■ **ACTIVITY**
Before copying, set the pictures aside; then repeat every line below verbatim.

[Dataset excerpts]

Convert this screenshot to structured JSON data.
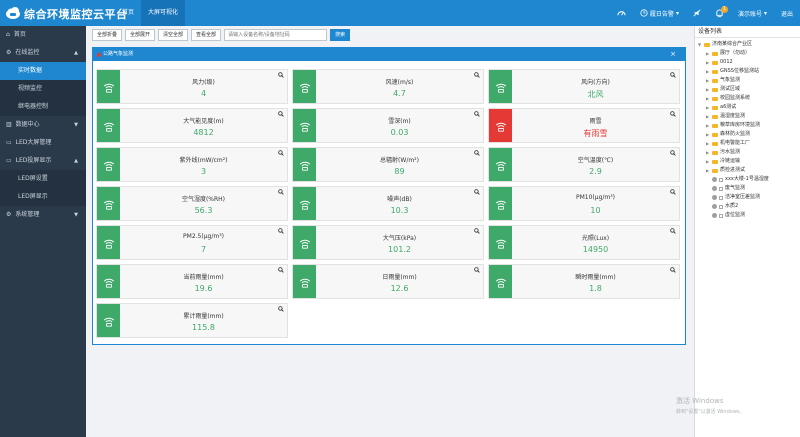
{
  "header": {
    "title": "综合环境监控云平台",
    "nav": [
      "首页",
      "大屏可视化"
    ],
    "right": {
      "speed_icon": "speedometer-icon",
      "history": "履日告警",
      "mute_icon": "mute-icon",
      "notify_badge": "1",
      "account": "演示账号",
      "logout": "退出"
    }
  },
  "sidebar": {
    "items": [
      {
        "label": "首页",
        "icon": "home-icon"
      },
      {
        "label": "在线监控",
        "icon": "gear-icon"
      },
      {
        "label": "实时数据"
      },
      {
        "label": "视频监控"
      },
      {
        "label": "继电器控制"
      },
      {
        "label": "数据中心",
        "icon": "chart-icon"
      },
      {
        "label": "LED大屏管理",
        "icon": "monitor-icon"
      },
      {
        "label": "LED投屏显示",
        "icon": "monitor-icon"
      },
      {
        "label": "LED屏设置"
      },
      {
        "label": "LED屏显示"
      },
      {
        "label": "系统管理",
        "icon": "settings-icon"
      }
    ]
  },
  "toolbar": {
    "collapse_all": "全部折叠",
    "expand_all": "全部展开",
    "clear_all": "清空全部",
    "view_all": "查看全部",
    "search_placeholder": "请输入设备名称/设备地址码",
    "search_button": "搜索"
  },
  "panel": {
    "title": "公路气象监测",
    "close": "×"
  },
  "cards": [
    {
      "name": "风力(级)",
      "value": "4"
    },
    {
      "name": "风速(m/s)",
      "value": "4.7"
    },
    {
      "name": "风向(方向)",
      "value": "北风"
    },
    {
      "name": "大气能见度(m)",
      "value": "4812"
    },
    {
      "name": "雪深(m)",
      "value": "0.03"
    },
    {
      "name": "雨雪",
      "value": "有雨雪",
      "alarm": true
    },
    {
      "name": "紫外线(mW/cm²)",
      "value": "3"
    },
    {
      "name": "总辐射(W/m²)",
      "value": "89"
    },
    {
      "name": "空气温度(℃)",
      "value": "2.9"
    },
    {
      "name": "空气湿度(%RH)",
      "value": "56.3"
    },
    {
      "name": "噪声(dB)",
      "value": "10.3"
    },
    {
      "name": "PM10(μg/m³)",
      "value": "10"
    },
    {
      "name": "PM2.5(μg/m³)",
      "value": "7"
    },
    {
      "name": "大气压(kPa)",
      "value": "101.2"
    },
    {
      "name": "光照(Lux)",
      "value": "14950"
    },
    {
      "name": "当前雨量(mm)",
      "value": "19.6"
    },
    {
      "name": "日雨量(mm)",
      "value": "12.6"
    },
    {
      "name": "瞬时雨量(mm)",
      "value": "1.8"
    },
    {
      "name": "累计雨量(mm)",
      "value": "115.8"
    }
  ],
  "device_tree": {
    "title": "设备列表",
    "root": "济南某综合产业区",
    "folders": [
      "展厅（勿动）",
      "0012",
      "GNSS位移监测站",
      "气象监测",
      "测试区域",
      "校园监测系统",
      "a6测试",
      "温湿度监测",
      "粮草库房环境监测",
      "森林防火监测",
      "机电警能工厂",
      "污水监测",
      "冷链运输",
      "质检进测试"
    ],
    "devices": [
      "xxx大楼-1号温湿度",
      "废气监测",
      "洁净室压差监测",
      "水质2",
      "虚位监测"
    ]
  },
  "watermark": {
    "line1": "激活 Windows",
    "line2": "转到\"设置\"以激活 Windows。"
  }
}
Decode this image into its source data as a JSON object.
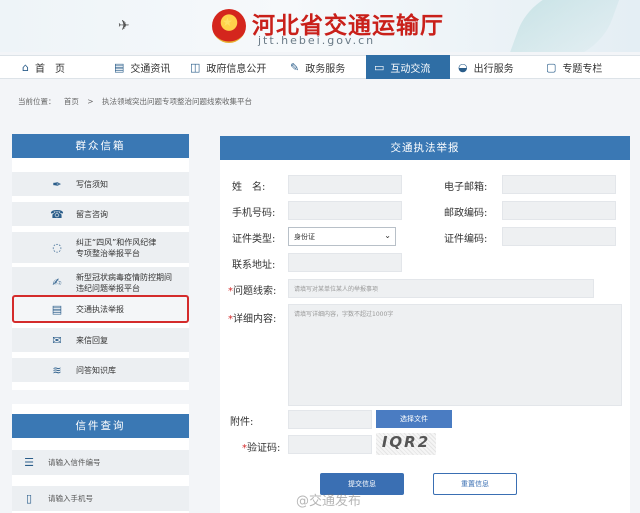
{
  "header": {
    "title": "河北省交通运输厅",
    "url": "jtt.hebei.gov.cn"
  },
  "nav": [
    {
      "label": "首　页",
      "icon": "home-icon"
    },
    {
      "label": "交通资讯",
      "icon": "document-icon"
    },
    {
      "label": "政府信息公开",
      "icon": "book-icon"
    },
    {
      "label": "政务服务",
      "icon": "edit-icon"
    },
    {
      "label": "互动交流",
      "icon": "chat-icon",
      "active": true
    },
    {
      "label": "出行服务",
      "icon": "car-icon"
    },
    {
      "label": "专题专栏",
      "icon": "folder-icon"
    }
  ],
  "breadcrumb": {
    "prefix": "当前位置：",
    "home": "首页",
    "separator": ">",
    "current": "执法领域突出问题专项整治问题线索收集平台"
  },
  "sidebar": {
    "title": "群众信箱",
    "items": [
      {
        "label": "写信须知",
        "icon": "pen-icon"
      },
      {
        "label": "留言咨询",
        "icon": "phone-icon"
      },
      {
        "label": "纠正“四风”和作风纪律专项整治举报平台",
        "line1": "纠正“四风”和作风纪律",
        "line2": "专项整治举报平台",
        "icon": "bulb-icon"
      },
      {
        "label": "新型冠状病毒疫情防控期间违纪问题举报平台",
        "line1": "新型冠状病毒疫情防控期间",
        "line2": "违纪问题举报平台",
        "icon": "edit-icon"
      },
      {
        "label": "交通执法举报",
        "icon": "document-icon"
      },
      {
        "label": "来信回复",
        "icon": "mail-icon"
      },
      {
        "label": "问答知识库",
        "icon": "stack-icon"
      }
    ]
  },
  "query": {
    "title": "信件查询",
    "items": [
      {
        "placeholder": "请输入信件编号",
        "icon": "list-icon"
      },
      {
        "placeholder": "请输入手机号",
        "icon": "mobile-icon"
      }
    ]
  },
  "form": {
    "title": "交通执法举报",
    "name_label": "姓　名:",
    "email_label": "电子邮箱:",
    "phone_label": "手机号码:",
    "postcode_label": "邮政编码:",
    "idtype_label": "证件类型:",
    "idtype_value": "身份证",
    "idnum_label": "证件编码:",
    "address_label": "联系地址:",
    "clue_label": "问题线索:",
    "clue_placeholder": "请填写对某单位某人的举报事项",
    "detail_label": "详细内容:",
    "detail_placeholder": "请填写详细内容，字数不超过1000字",
    "attach_label": "附件:",
    "choose_file": "选择文件",
    "captcha_label": "验证码:",
    "captcha_text": "IQR2",
    "submit": "提交信息",
    "reset": "重置信息"
  },
  "watermark": "@交通发布",
  "colors": {
    "primary": "#3a78b4",
    "highlight_border": "#d42b2b",
    "title_red": "#c9201a"
  }
}
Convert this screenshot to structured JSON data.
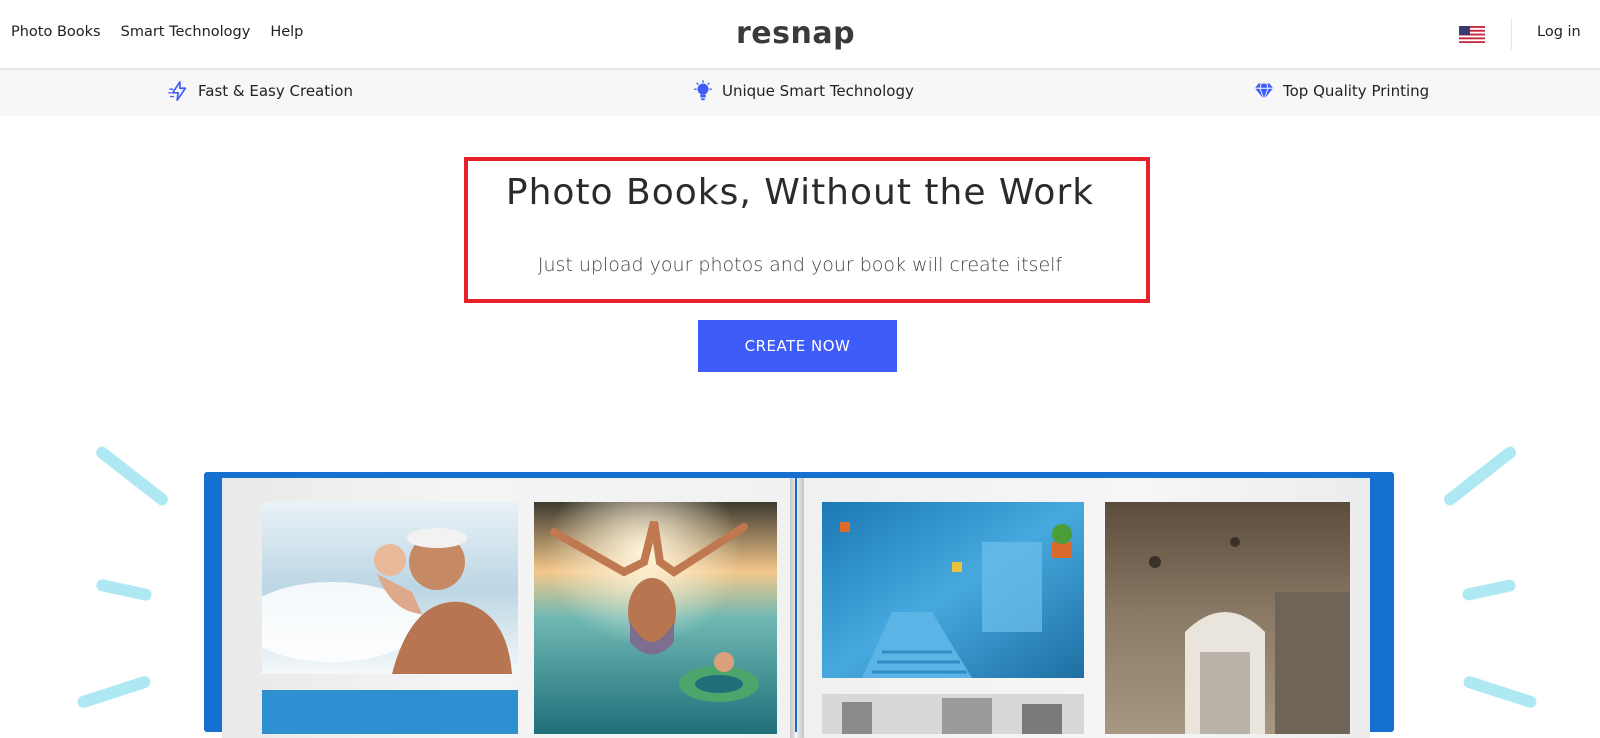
{
  "nav": {
    "links": [
      "Photo Books",
      "Smart Technology",
      "Help"
    ],
    "logo": "resnap",
    "flag_icon": "us-flag-icon",
    "login_label": "Log in"
  },
  "features": [
    {
      "icon": "lightning-icon",
      "label": "Fast & Easy Creation"
    },
    {
      "icon": "lightbulb-icon",
      "label": "Unique Smart Technology"
    },
    {
      "icon": "diamond-icon",
      "label": "Top Quality Printing"
    }
  ],
  "hero": {
    "title": "Photo Books, Without the Work",
    "subtitle": "Just upload your photos and your book will create itself",
    "cta_label": "CREATE NOW"
  },
  "colors": {
    "accent": "#3e5cf9",
    "highlight_border": "#e8202a",
    "book_cover": "#1670d0",
    "sparkle": "#aee9f3"
  }
}
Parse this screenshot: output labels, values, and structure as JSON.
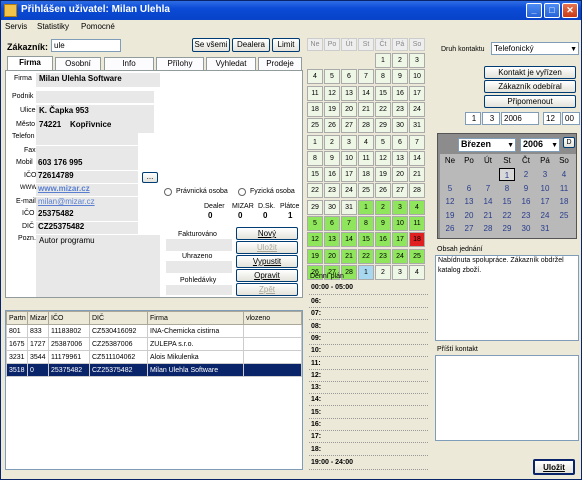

■ **ANSWER FOR THE TASK**
Convert this screenshot to structured JSON data.
{
  "header": {
    "title": "综合环境监控云平台",
    "nav": [
      "首页",
      "大屏可视化"
    ],
    "right": {
      "speed_icon": "speedometer-icon",
      "history": "履日告警",
      "mute_icon": "mute-icon",
      "notify_badge": "1",
      "account": "演示账号",
      "logout": "退出"
    }
  },
  "sidebar": {
    "items": [
      {
        "label": "首页",
        "icon": "home-icon"
      },
      {
        "label": "在线监控",
        "icon": "gear-icon"
      },
      {
        "label": "实时数据"
      },
      {
        "label": "视频监控"
      },
      {
        "label": "继电器控制"
      },
      {
        "label": "数据中心",
        "icon": "chart-icon"
      },
      {
        "label": "LED大屏管理",
        "icon": "monitor-icon"
      },
      {
        "label": "LED投屏显示",
        "icon": "monitor-icon"
      },
      {
        "label": "LED屏设置"
      },
      {
        "label": "LED屏显示"
      },
      {
        "label": "系统管理",
        "icon": "settings-icon"
      }
    ]
  },
  "toolbar": {
    "collapse_all": "全部折叠",
    "expand_all": "全部展开",
    "clear_all": "清空全部",
    "view_all": "查看全部",
    "search_placeholder": "请输入设备名称/设备地址码",
    "search_button": "搜索"
  },
  "panel": {
    "title": "公路气象监测",
    "close": "×"
  },
  "cards": [
    {
      "name": "风力(级)",
      "value": "4"
    },
    {
      "name": "风速(m/s)",
      "value": "4.7"
    },
    {
      "name": "风向(方向)",
      "value": "北风"
    },
    {
      "name": "大气能见度(m)",
      "value": "4812"
    },
    {
      "name": "雪深(m)",
      "value": "0.03"
    },
    {
      "name": "雨雪",
      "value": "有雨雪",
      "alarm": true
    },
    {
      "name": "紫外线(mW/cm²)",
      "value": "3"
    },
    {
      "name": "总辐射(W/m²)",
      "value": "89"
    },
    {
      "name": "空气温度(℃)",
      "value": "2.9"
    },
    {
      "name": "空气湿度(%RH)",
      "value": "56.3"
    },
    {
      "name": "噪声(dB)",
      "value": "10.3"
    },
    {
      "name": "PM10(μg/m³)",
      "value": "10"
    },
    {
      "name": "PM2.5(μg/m³)",
      "value": "7"
    },
    {
      "name": "大气压(kPa)",
      "value": "101.2"
    },
    {
      "name": "光照(Lux)",
      "value": "14950"
    },
    {
      "name": "当前雨量(mm)",
      "value": "19.6"
    },
    {
      "name": "日雨量(mm)",
      "value": "12.6"
    },
    {
      "name": "瞬时雨量(mm)",
      "value": "1.8"
    },
    {
      "name": "累计雨量(mm)",
      "value": "115.8"
    }
  ],
  "device_tree": {
    "title": "设备列表",
    "root": "济南某综合产业区",
    "folders": [
      "展厅（勿动）",
      "0012",
      "GNSS位移监测站",
      "气象监测",
      "测试区域",
      "校园监测系统",
      "a6测试",
      "温湿度监测",
      "粮草库房环境监测",
      "森林防火监测",
      "机电警能工厂",
      "污水监测",
      "冷链运输",
      "质检进测试"
    ],
    "devices": [
      "xxx大楼-1号温湿度",
      "废气监测",
      "洁净室压差监测",
      "水质2",
      "虚位监测"
    ]
  },
  "watermark": {
    "line1": "激活 Windows",
    "line2": "转到\"设置\"以激活 Windows。"
  }
}
Decode this image into its source data as a JSON object.
{
  "header": {
    "title": "河北省交通运输厅",
    "url": "jtt.hebei.gov.cn"
  },
  "nav": [
    {
      "label": "首　页",
      "icon": "home-icon"
    },
    {
      "label": "交通资讯",
      "icon": "document-icon"
    },
    {
      "label": "政府信息公开",
      "icon": "book-icon"
    },
    {
      "label": "政务服务",
      "icon": "edit-icon"
    },
    {
      "label": "互动交流",
      "icon": "chat-icon",
      "active": true
    },
    {
      "label": "出行服务",
      "icon": "car-icon"
    },
    {
      "label": "专题专栏",
      "icon": "folder-icon"
    }
  ],
  "breadcrumb": {
    "prefix": "当前位置：",
    "home": "首页",
    "separator": ">",
    "current": "执法领域突出问题专项整治问题线索收集平台"
  },
  "sidebar": {
    "title": "群众信箱",
    "items": [
      {
        "label": "写信须知",
        "icon": "pen-icon"
      },
      {
        "label": "留言咨询",
        "icon": "phone-icon"
      },
      {
        "label": "纠正“四风”和作风纪律专项整治举报平台",
        "line1": "纠正“四风”和作风纪律",
        "line2": "专项整治举报平台",
        "icon": "bulb-icon"
      },
      {
        "label": "新型冠状病毒疫情防控期间违纪问题举报平台",
        "line1": "新型冠状病毒疫情防控期间",
        "line2": "违纪问题举报平台",
        "icon": "edit-icon"
      },
      {
        "label": "交通执法举报",
        "icon": "document-icon"
      },
      {
        "label": "来信回复",
        "icon": "mail-icon"
      },
      {
        "label": "问答知识库",
        "icon": "stack-icon"
      }
    ]
  },
  "query": {
    "title": "信件查询",
    "items": [
      {
        "placeholder": "请输入信件编号",
        "icon": "list-icon"
      },
      {
        "placeholder": "请输入手机号",
        "icon": "mobile-icon"
      }
    ]
  },
  "form": {
    "title": "交通执法举报",
    "name_label": "姓　名:",
    "email_label": "电子邮箱:",
    "phone_label": "手机号码:",
    "postcode_label": "邮政编码:",
    "idtype_label": "证件类型:",
    "idtype_value": "身份证",
    "idnum_label": "证件编码:",
    "address_label": "联系地址:",
    "clue_label": "问题线索:",
    "clue_placeholder": "请填写对某单位某人的举报事项",
    "detail_label": "详细内容:",
    "detail_placeholder": "请填写详细内容，字数不超过1000字",
    "attach_label": "附件:",
    "choose_file": "选择文件",
    "captcha_label": "验证码:",
    "captcha_text": "IQR2",
    "submit": "提交信息",
    "reset": "重置信息"
  },
  "watermark": "@交通发布",
  "colors": {
    "primary": "#3a78b4",
    "highlight_border": "#d42b2b",
    "title_red": "#c9201a"
  }
}
Convert this screenshot to structured JSON data.
{
  "nav": {
    "links": [
      "Photo Books",
      "Smart Technology",
      "Help"
    ],
    "logo": "resnap",
    "flag_icon": "us-flag-icon",
    "login_label": "Log in"
  },
  "features": [
    {
      "icon": "lightning-icon",
      "label": "Fast & Easy Creation"
    },
    {
      "icon": "lightbulb-icon",
      "label": "Unique Smart Technology"
    },
    {
      "icon": "diamond-icon",
      "label": "Top Quality Printing"
    }
  ],
  "hero": {
    "title": "Photo Books, Without the Work",
    "subtitle": "Just upload your photos and your book will create itself",
    "cta_label": "CREATE NOW"
  },
  "colors": {
    "accent": "#3e5cf9",
    "highlight_border": "#e8202a",
    "book_cover": "#1670d0",
    "sparkle": "#aee9f3"
  }
}
Parse this screenshot: output labels, values, and structure as JSON.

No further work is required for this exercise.